* [4]  [https://moodle.org/mod/forum/discuss.php?d=368620 Has anyone successfully run a jmeter test with 1000 users?] (April 2018)
  
 
[[Category:Developer tools]]
 
[[Category:Developer tools]]

Revision as of 06:13, 23 August 2021

Being the original load testing tool for servers, introduced in 1998(!), JMeter [1] has always been the number one load testing resp. performance measuring tool for Moodle. Around its release 2.5, Moodle developers made the testing process vastly simpler by adding many scripts. The topic of this page are the two scripts Make test course and Make JMeter test plan, both available under Site administration > Development. Together with the set of add-ons Moodle performance comparison they comprise a full set of load testing tools.

Warning: Do not run these scripts on a production system! These scripts generate large amounts of artificial data and load the server to its limit and beyond, making it to bloat and become non-responsive. Don't even run them on a separate Moodle instance in the production server: their effect on the DBMS is undocumented.

Make test course

(Moved to https://docs.moodle.org/39/en/Test_course_generator)

Make JMeter test plan

(Moved to https://docs.moodle.org/39/en/JMeter_test_plan_generator)

Running the test plan on JMeter

JMeter is a Java application so it can run on Windows, Mac, or Linux. It can be run on the command line or on its graphical client on your desktop. First check if Java is installed in your client computer by opening a console and entering ' java -version'. If it doesn't return a version, first install Java on your client. The instructions vary with the operating system.

To install JMeter go to the JMeter page, download the zip and unzip it to the directory of your choice.

To run JMeter. open the /bin subdirectory and use either jmeter.bat on Windows or ./jmeter on Linux. This will open the JMeter GUI.

First step is to go to File -> Open and select the testplan.jmx file. This will open a tree on the left hand side of JMeter. Open the Warm-up site -> Default site request and enter the protocol (http or https) and Server name or IP. Then go to CSV Users Data and locate your users.csv file under Filename. Repeat this for Moodle Test.

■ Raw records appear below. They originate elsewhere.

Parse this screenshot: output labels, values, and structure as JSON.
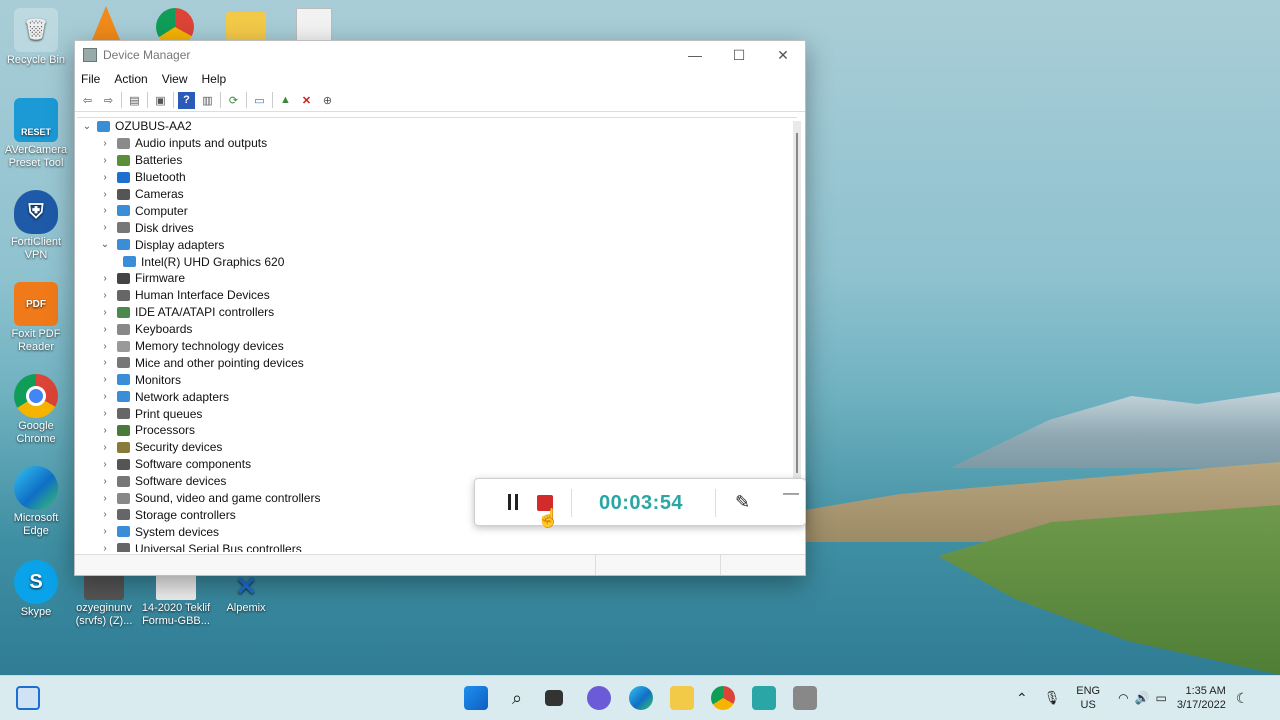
{
  "desktop_icons": [
    {
      "label": "Recycle Bin"
    },
    {
      "label": "AVerCamera Preset Tool",
      "badge": "RESET"
    },
    {
      "label": "FortiClient VPN"
    },
    {
      "label": "Foxit PDF Reader",
      "badge": "PDF"
    },
    {
      "label": "Google Chrome"
    },
    {
      "label": "Microsoft Edge"
    },
    {
      "label": "Skype",
      "glyph": "S"
    },
    {
      "label": "ozyeginunv (srvfs) (Z)..."
    },
    {
      "label": "14-2020 Teklif Formu-GBB..."
    },
    {
      "label": "Alpemix"
    }
  ],
  "window": {
    "title": "Device Manager",
    "controls": {
      "minimize": "—",
      "maximize": "☐",
      "close": "✕"
    },
    "menu": [
      "File",
      "Action",
      "View",
      "Help"
    ]
  },
  "tree": {
    "root": "OZUBUS-AA2",
    "items": [
      {
        "label": "Audio inputs and outputs",
        "color": "#8a8a8a"
      },
      {
        "label": "Batteries",
        "color": "#5a8f3a"
      },
      {
        "label": "Bluetooth",
        "color": "#1e6fd0"
      },
      {
        "label": "Cameras",
        "color": "#555555"
      },
      {
        "label": "Computer",
        "color": "#3a8ed8"
      },
      {
        "label": "Disk drives",
        "color": "#777777"
      },
      {
        "label": "Display adapters",
        "color": "#3a8ed8",
        "expanded": true
      },
      {
        "label": "Intel(R) UHD Graphics 620",
        "color": "#3a8ed8",
        "child": true
      },
      {
        "label": "Firmware",
        "color": "#444444"
      },
      {
        "label": "Human Interface Devices",
        "color": "#666666"
      },
      {
        "label": "IDE ATA/ATAPI controllers",
        "color": "#4a8a4a"
      },
      {
        "label": "Keyboards",
        "color": "#888888"
      },
      {
        "label": "Memory technology devices",
        "color": "#999999"
      },
      {
        "label": "Mice and other pointing devices",
        "color": "#777777"
      },
      {
        "label": "Monitors",
        "color": "#3a8ed8"
      },
      {
        "label": "Network adapters",
        "color": "#3a8ed8"
      },
      {
        "label": "Print queues",
        "color": "#666666"
      },
      {
        "label": "Processors",
        "color": "#4a7a3a"
      },
      {
        "label": "Security devices",
        "color": "#8a7a3a"
      },
      {
        "label": "Software components",
        "color": "#555555"
      },
      {
        "label": "Software devices",
        "color": "#777777"
      },
      {
        "label": "Sound, video and game controllers",
        "color": "#888888"
      },
      {
        "label": "Storage controllers",
        "color": "#666666"
      },
      {
        "label": "System devices",
        "color": "#3a8ed8"
      },
      {
        "label": "Universal Serial Bus controllers",
        "color": "#666666"
      }
    ]
  },
  "recorder": {
    "time": "00:03:54"
  },
  "taskbar": {
    "tray": {
      "lang_line1": "ENG",
      "lang_line2": "US",
      "time": "1:35 AM",
      "date": "3/17/2022"
    }
  }
}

Right mouse click on the Test Plan, then Add -> Listener. I choose Aggregate Report so I can follow the run as it happens. Save the changes in your test plan and run it.

References